The Police Ombudsman, which was set up in the year 2000, is now seeking a replacement for Mr McAllister. It is looking for an individual who has demonstrated "strong leadership, governance and management credentials".

He or she will oversee its "complex and serious" investigations including current and historical files.

A spokesperson for the Ombudsman said: "Adrian will be an incredibly difficult act to follow, but we hope to find a new chief executive who will help lead the office with the type of vision, drive and determination which characterised his time here. We wish him well in his recovery."

The Police Ombudsman for Northern Ireland investigates complaints against the police made by members of the public and also matters of public interest involving the PSNI.

With 140 staff and a budget of £9m, the organisation handles around 3,000 complaints annually.
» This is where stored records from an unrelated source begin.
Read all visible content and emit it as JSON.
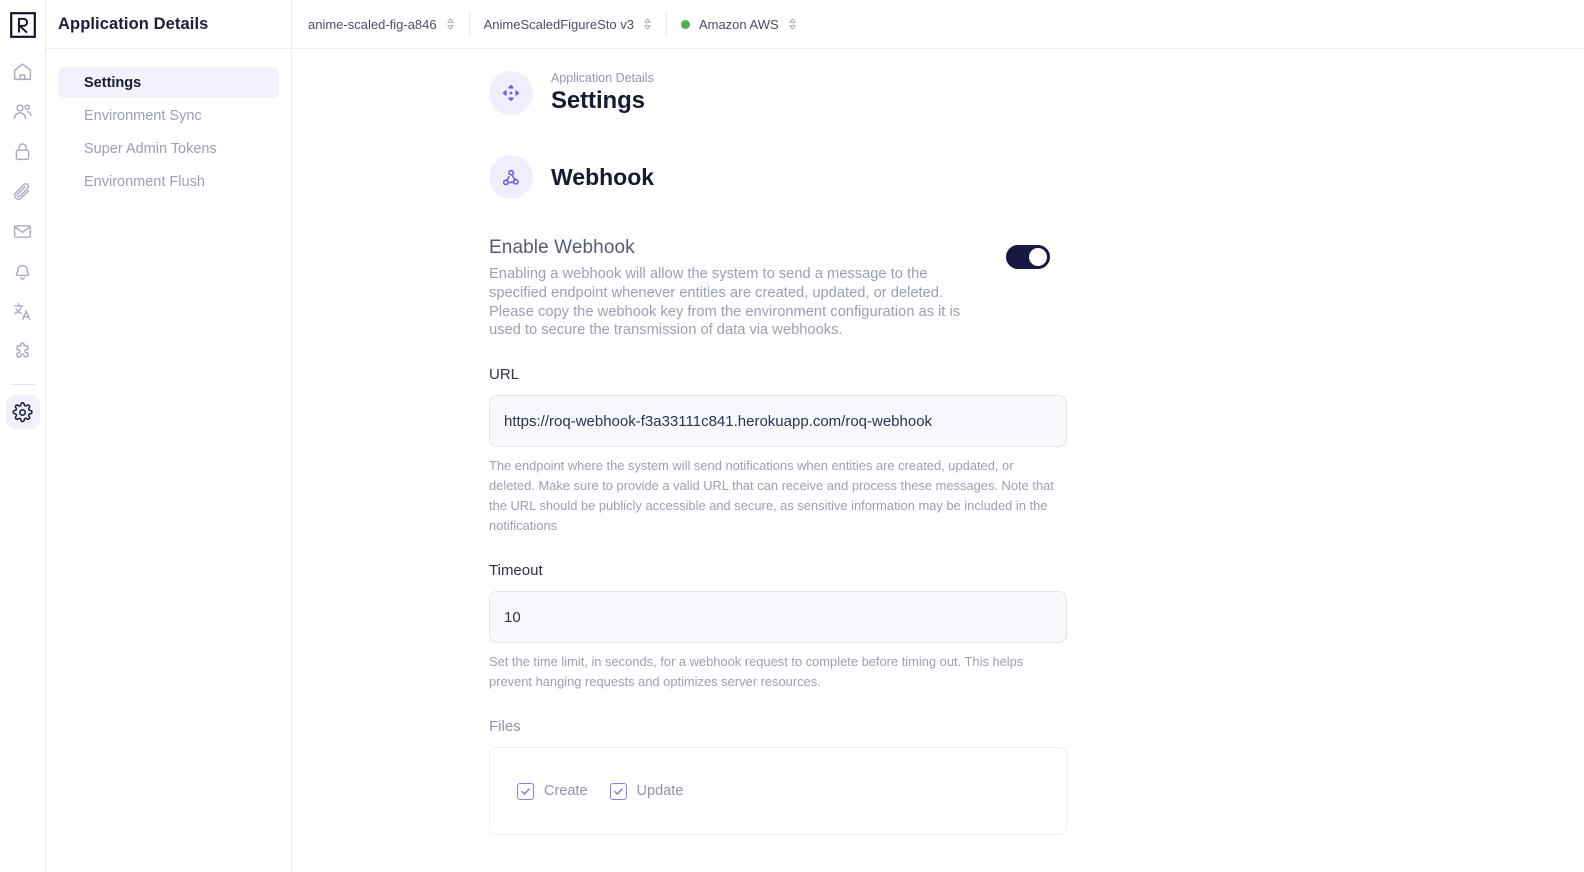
{
  "rail": {
    "logo": "roq-logo",
    "items": [
      {
        "icon": "home-icon",
        "name": "home",
        "active": false
      },
      {
        "icon": "users-icon",
        "name": "users",
        "active": false
      },
      {
        "icon": "lock-icon",
        "name": "lock",
        "active": false
      },
      {
        "icon": "paperclip-icon",
        "name": "files",
        "active": false
      },
      {
        "icon": "envelope-icon",
        "name": "mail",
        "active": false
      },
      {
        "icon": "bell-icon",
        "name": "notifications",
        "active": false
      },
      {
        "icon": "translate-icon",
        "name": "translations",
        "active": false
      },
      {
        "icon": "puzzle-icon",
        "name": "plugins",
        "active": false
      }
    ],
    "bottom_item": {
      "icon": "gear-icon",
      "name": "settings",
      "active": true
    }
  },
  "sidebar": {
    "title": "Application Details",
    "items": [
      {
        "label": "Settings",
        "active": true
      },
      {
        "label": "Environment Sync",
        "active": false
      },
      {
        "label": "Super Admin Tokens",
        "active": false
      },
      {
        "label": "Environment Flush",
        "active": false
      }
    ]
  },
  "topbar": {
    "crumbs": [
      {
        "label": "anime-scaled-fig-a846",
        "has_dot": false,
        "dot_color": ""
      },
      {
        "label": "AnimeScaledFigureSto v3",
        "has_dot": false,
        "dot_color": ""
      },
      {
        "label": "Amazon AWS",
        "has_dot": true,
        "dot_color": "#4caf50"
      }
    ]
  },
  "page": {
    "eyebrow": "Application Details",
    "title": "Settings",
    "title_icon": "move-icon",
    "section": {
      "icon": "webhook-icon",
      "title": "Webhook"
    },
    "enable": {
      "label": "Enable Webhook",
      "description": "Enabling a webhook will allow the system to send a message to the specified endpoint whenever entities are created, updated, or deleted. Please copy the webhook key from the environment configuration as it is used to secure the transmission of data via webhooks.",
      "toggle_on": true,
      "toggle_color": "#161a40"
    },
    "url_field": {
      "label": "URL",
      "value": "https://roq-webhook-f3a33111c841.herokuapp.com/roq-webhook",
      "help": "The endpoint where the system will send notifications when entities are created, updated, or deleted. Make sure to provide a valid URL that can receive and process these messages. Note that the URL should be publicly accessible and secure, as sensitive information may be included in the notifications"
    },
    "timeout_field": {
      "label": "Timeout",
      "value": "10",
      "help": "Set the time limit, in seconds, for a webhook request to complete before timing out. This helps prevent hanging requests and optimizes server resources."
    },
    "files": {
      "label": "Files",
      "options": [
        {
          "label": "Create",
          "checked": true
        },
        {
          "label": "Update",
          "checked": true
        }
      ]
    }
  },
  "colors": {
    "accent": "#6c63e8",
    "accent_bg": "#f0eefc",
    "dark": "#171a35",
    "muted": "#9aa0b3",
    "status_green": "#4caf50"
  }
}
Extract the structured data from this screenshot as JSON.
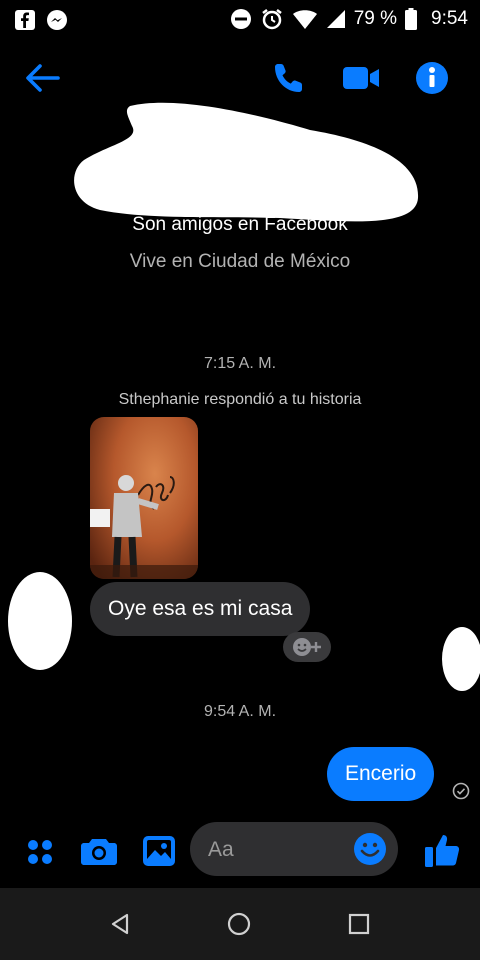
{
  "status_bar": {
    "battery_percent": "79 %",
    "time": "9:54"
  },
  "header": {
    "back_icon": "arrow-left-icon",
    "call_icon": "phone-icon",
    "video_icon": "video-icon",
    "info_icon": "info-icon"
  },
  "profile": {
    "friends_line": "Son amigos en Facebook",
    "location_line": "Vive en Ciudad de México"
  },
  "conversation": {
    "timestamp_1": "7:15 A. M.",
    "story_reply_note": "Sthephanie respondió a tu historia",
    "incoming_message": "Oye esa es mi casa",
    "timestamp_2": "9:54 A. M.",
    "outgoing_message": "Encerio"
  },
  "composer": {
    "placeholder": "Aa"
  },
  "colors": {
    "accent": "#0a7cff",
    "bubble_incoming": "#2f2f31",
    "background": "#000000"
  }
}
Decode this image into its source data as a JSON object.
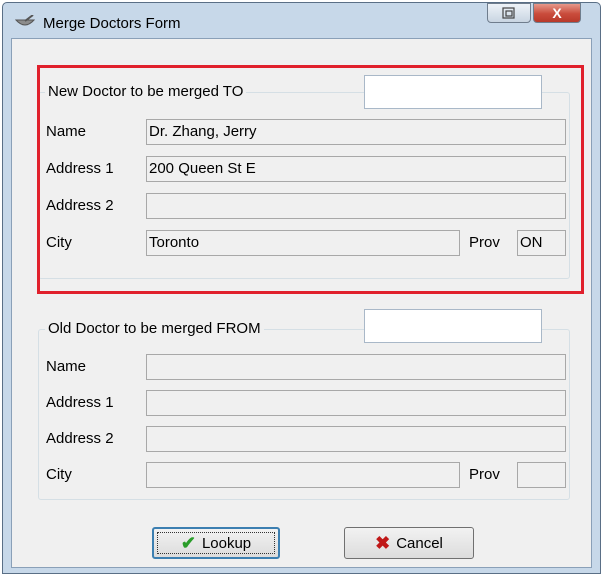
{
  "window": {
    "title": "Merge Doctors Form",
    "close_symbol": "X"
  },
  "new_doctor": {
    "legend": "New Doctor to be merged TO",
    "lookup_value": "",
    "labels": {
      "name": "Name",
      "address1": "Address 1",
      "address2": "Address 2",
      "city": "City",
      "prov": "Prov"
    },
    "values": {
      "name": "Dr. Zhang, Jerry",
      "address1": "200 Queen St E",
      "address2": "",
      "city": "Toronto",
      "prov": "ON"
    }
  },
  "old_doctor": {
    "legend": "Old Doctor to be merged FROM",
    "lookup_value": "",
    "labels": {
      "name": "Name",
      "address1": "Address 1",
      "address2": "Address 2",
      "city": "City",
      "prov": "Prov"
    },
    "values": {
      "name": "",
      "address1": "",
      "address2": "",
      "city": "",
      "prov": ""
    }
  },
  "buttons": {
    "lookup": "Lookup",
    "cancel": "Cancel"
  },
  "colors": {
    "highlight": "#e0202c",
    "check": "#2a9d2a",
    "cancel_x": "#c01818"
  }
}
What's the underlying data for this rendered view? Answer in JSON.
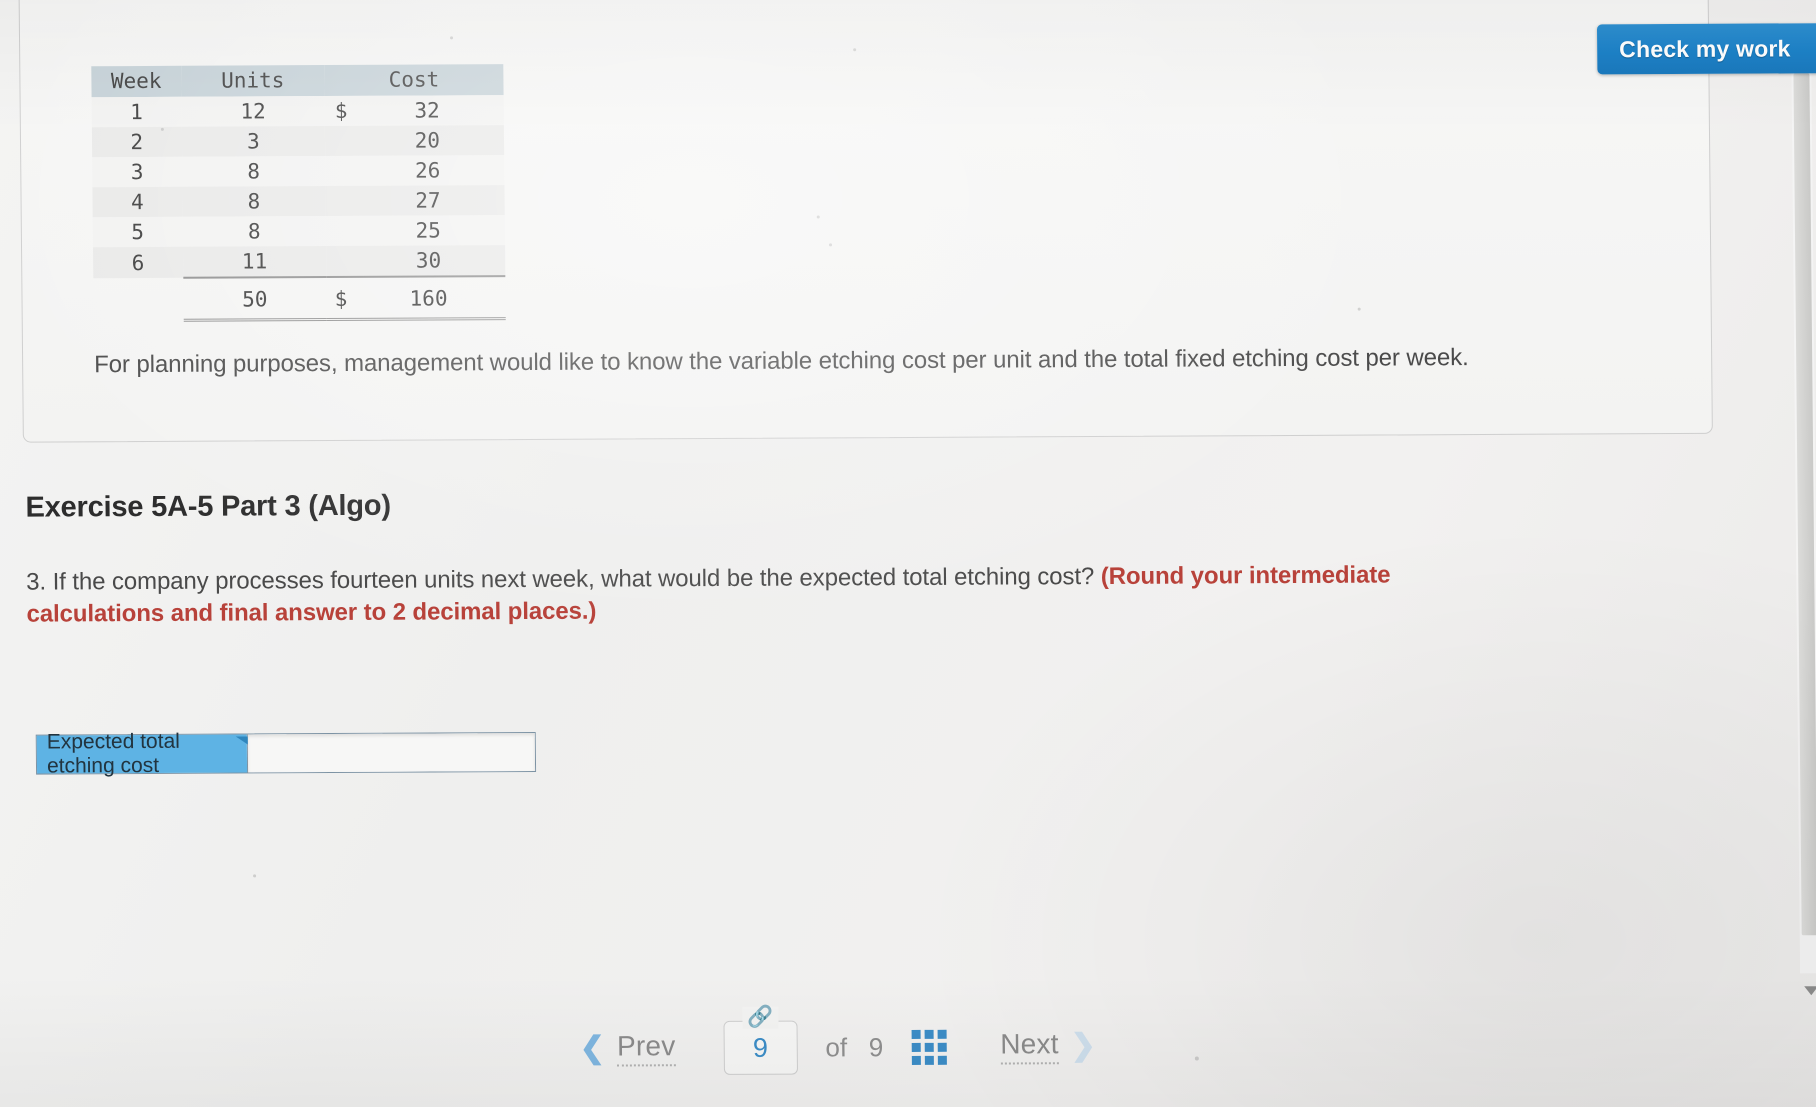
{
  "toolbar": {
    "check_my_work_label": "Check my work"
  },
  "problem": {
    "table": {
      "headers": [
        "Week",
        "Units",
        "Cost"
      ],
      "rows": [
        {
          "week": "1",
          "units": "12",
          "cost_symbol": "$",
          "cost": "32"
        },
        {
          "week": "2",
          "units": "3",
          "cost_symbol": "",
          "cost": "20"
        },
        {
          "week": "3",
          "units": "8",
          "cost_symbol": "",
          "cost": "26"
        },
        {
          "week": "4",
          "units": "8",
          "cost_symbol": "",
          "cost": "27"
        },
        {
          "week": "5",
          "units": "8",
          "cost_symbol": "",
          "cost": "25"
        },
        {
          "week": "6",
          "units": "11",
          "cost_symbol": "",
          "cost": "30"
        }
      ],
      "totals": {
        "units": "50",
        "cost_symbol": "$",
        "cost": "160"
      }
    },
    "paragraph": "For planning purposes, management would like to know the variable etching cost per unit and the total fixed etching cost per week."
  },
  "exercise": {
    "heading": "Exercise 5A-5 Part 3 (Algo)",
    "question_text": "3. If the company processes fourteen units next week, what would be the expected total etching cost? ",
    "question_hint": "(Round your intermediate calculations and final answer to 2 decimal places.)"
  },
  "answer": {
    "label": "Expected total etching cost",
    "value": "",
    "placeholder": ""
  },
  "footer": {
    "prev_label": "Prev",
    "next_label": "Next",
    "current_page": "9",
    "of_label": "of",
    "total_pages": "9",
    "link_icon": "link-icon",
    "grid_icon": "grid-icon"
  },
  "colors": {
    "accent_blue": "#1d82c8",
    "label_blue": "#5eb3e4",
    "hint_red": "#b8423a",
    "table_header": "#c6d2d8"
  }
}
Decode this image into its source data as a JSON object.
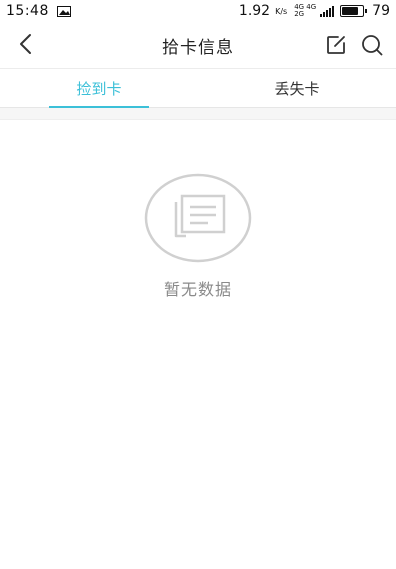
{
  "status_bar": {
    "time": "15:48",
    "speed": "1.92",
    "speed_unit": "K/s",
    "net_top": "4G 4G",
    "net_bottom": "2G",
    "battery_level": "79",
    "icons": [
      "image-icon",
      "signal-icon",
      "battery-icon"
    ]
  },
  "header": {
    "title": "拾卡信息",
    "icons": [
      "back-arrow-icon",
      "edit-icon",
      "search-icon"
    ]
  },
  "tabs": [
    {
      "label": "捡到卡",
      "active": true
    },
    {
      "label": "丢失卡",
      "active": false
    }
  ],
  "colors": {
    "accent": "#3cc0d8",
    "empty_text": "#8a8a8a",
    "empty_icon": "#d0d0d0"
  },
  "empty_state": {
    "message": "暂无数据",
    "icon": "document-list-icon"
  }
}
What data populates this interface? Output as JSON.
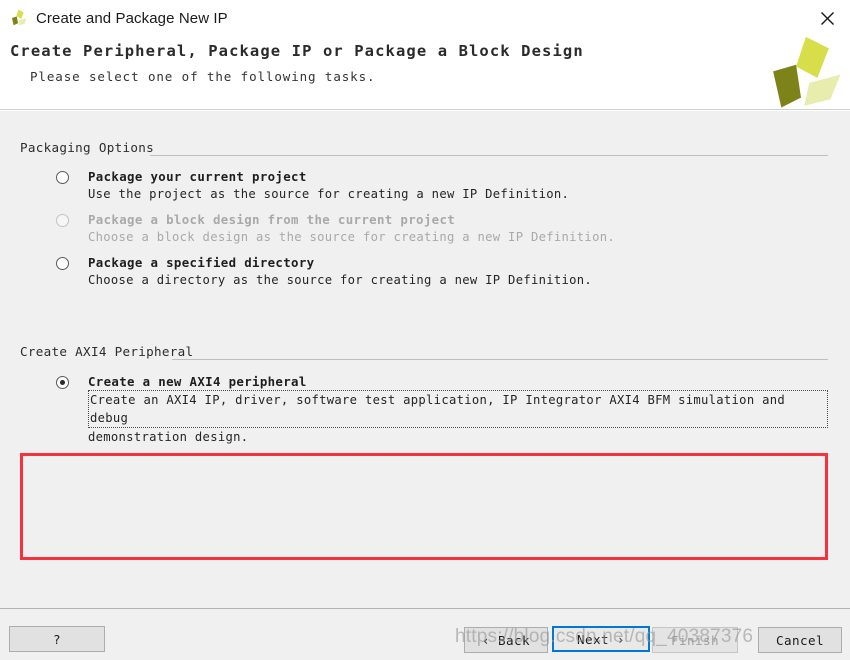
{
  "window": {
    "title": "Create and Package New IP",
    "icon": "xilinx-logo-icon",
    "close_label": "✕"
  },
  "header": {
    "title": "Create Peripheral, Package IP or Package a Block Design",
    "subtitle": "Please select one of the following tasks.",
    "logo": "xilinx-logo-icon"
  },
  "groups": [
    {
      "name": "packaging-options",
      "title": "Packaging Options",
      "options": [
        {
          "title": "Package your current project",
          "desc": "Use the project as the source for creating a new IP Definition.",
          "selected": false,
          "disabled": false
        },
        {
          "title": "Package a block design from the current project",
          "desc": "Choose a block design as the source for creating a new IP Definition.",
          "selected": false,
          "disabled": true
        },
        {
          "title": "Package a specified directory",
          "desc": "Choose a directory as the source for creating a new IP Definition.",
          "selected": false,
          "disabled": false
        }
      ]
    },
    {
      "name": "create-axi4-peripheral",
      "title": "Create AXI4 Peripheral",
      "options": [
        {
          "title": "Create a new AXI4 peripheral",
          "desc": "Create an AXI4 IP, driver, software test application, IP Integrator AXI4 BFM simulation and debug",
          "desc2": "demonstration design.",
          "selected": true,
          "disabled": false
        }
      ]
    }
  ],
  "footer": {
    "help_label": "?",
    "back_label": "‹ Back",
    "next_label": "Next ›",
    "next_mnemonic": "N",
    "back_mnemonic": "B",
    "finish_label": "Finish",
    "cancel_label": "Cancel"
  },
  "watermark": {
    "text": "https://blog.csdn.net/qq_40387376"
  },
  "colors": {
    "accent_blue": "#0078d7",
    "annotation_red": "#f5333f",
    "body_bg": "#f0f0f0",
    "logo_dark": "#7d8219",
    "logo_mid": "#d8dd4a",
    "logo_light": "#e8ecad"
  }
}
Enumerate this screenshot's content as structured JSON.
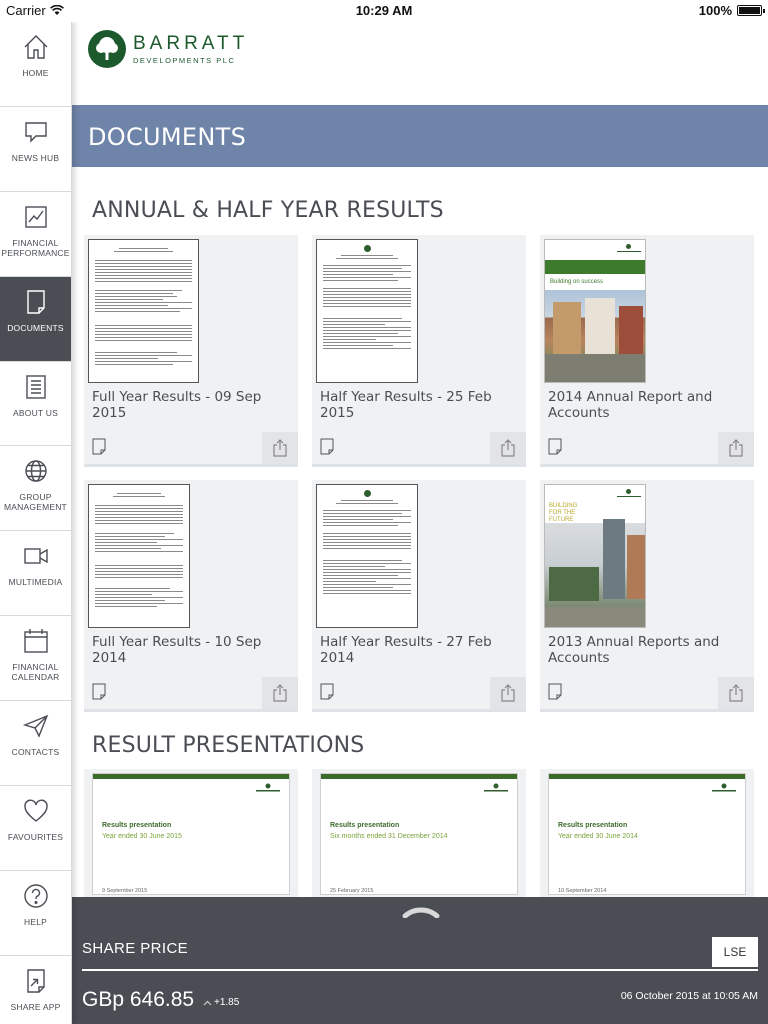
{
  "status": {
    "carrier": "Carrier",
    "time": "10:29 AM",
    "battery": "100%"
  },
  "brand": {
    "name": "BARRATT",
    "sub": "DEVELOPMENTS PLC"
  },
  "sidebar": {
    "items": [
      {
        "label": "HOME",
        "icon": "home-icon"
      },
      {
        "label": "NEWS HUB",
        "icon": "speech-bubble-icon"
      },
      {
        "label": "FINANCIAL PERFORMANCE",
        "icon": "chart-icon"
      },
      {
        "label": "DOCUMENTS",
        "icon": "document-icon",
        "active": true
      },
      {
        "label": "ABOUT US",
        "icon": "lines-doc-icon"
      },
      {
        "label": "GROUP MANAGEMENT",
        "icon": "globe-icon"
      },
      {
        "label": "MULTIMEDIA",
        "icon": "video-camera-icon"
      },
      {
        "label": "FINANCIAL CALENDAR",
        "icon": "calendar-icon"
      },
      {
        "label": "CONTACTS",
        "icon": "paper-plane-icon"
      },
      {
        "label": "FAVOURITES",
        "icon": "heart-icon"
      },
      {
        "label": "HELP",
        "icon": "question-icon"
      },
      {
        "label": "SHARE APP",
        "icon": "share-app-icon"
      }
    ]
  },
  "page": {
    "title": "DOCUMENTS"
  },
  "sections": {
    "annual": {
      "title": "ANNUAL & HALF YEAR RESULTS",
      "cards": [
        {
          "title": "Full Year Results - 09 Sep 2015"
        },
        {
          "title": "Half Year Results - 25 Feb 2015"
        },
        {
          "title": "2014 Annual Report and Accounts",
          "cover_text": "Building on success"
        },
        {
          "title": "Full Year Results - 10 Sep 2014"
        },
        {
          "title": "Half Year Results - 27 Feb 2014"
        },
        {
          "title": "2013 Annual Reports and Accounts",
          "cover_text": "BUILDING FOR THE FUTURE"
        }
      ]
    },
    "presentations": {
      "title": "RESULT PRESENTATIONS",
      "slides": [
        {
          "heading": "Results presentation",
          "subtitle": "Year ended 30 June 2015",
          "date": "9 September 2015"
        },
        {
          "heading": "Results presentation",
          "subtitle": "Six months ended 31 December 2014",
          "date": "25 February 2015"
        },
        {
          "heading": "Results presentation",
          "subtitle": "Year ended 30 June 2014",
          "date": "10 September 2014"
        }
      ]
    }
  },
  "share": {
    "label": "SHARE PRICE",
    "exchange": "LSE",
    "price": "GBp 646.85",
    "change": "+1.85",
    "updated": "06 October 2015 at 10:05 AM"
  },
  "colors": {
    "title_bar": "#6f84a9",
    "sidebar_active": "#4a4e54",
    "brand_green": "#1c5a2e"
  }
}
The incoming chief must have "acute political sensitivity, excellent judgment and the highest levels of integrity" reads the advertisement for the post.

"This appointment offers a real opportunity to deliver tangible improvements in police oversight and foster greater confidence in policing in Northern Ireland," it continues.

At a recent Good Friday Agreement event, Mark McConnell from the Police Ombudsman's Office praised its work over the years. He said: "In the Police Ombudsman in Northern Ireland, we have a truly independent complaints and investigations system, which is not the case in many parts of the world. The office is held up as an example of best practice across the globe, so it is important to share that with the next generation of police officers, both here and in other parts of the UK."

The high profile vacancy at the Ombudsman's office comes just as the Agri-Food and Biosciences Institute announced the appointment of Dr Stanley McDowell as its new chief executive.

Dr McDowell said he looked forward to the challenge of "leading the institute as it moves forward in its role of supporting DAERA and the agri-food industry through our various programmes of scientific work."

He continued: "AFBI plays a key role in improving agricultural production, protecting the agricultural and marine environments, and ensuring high standards of animal health, plant health and food safety and I look forward to working with staff and stakeholders as we look to invest in and develop our infrastructure and multidisciplinary scientific capability to meet the many global and local challenges that the agri-food sector faces."

Belfast Telegraph


From Belfast Telegraph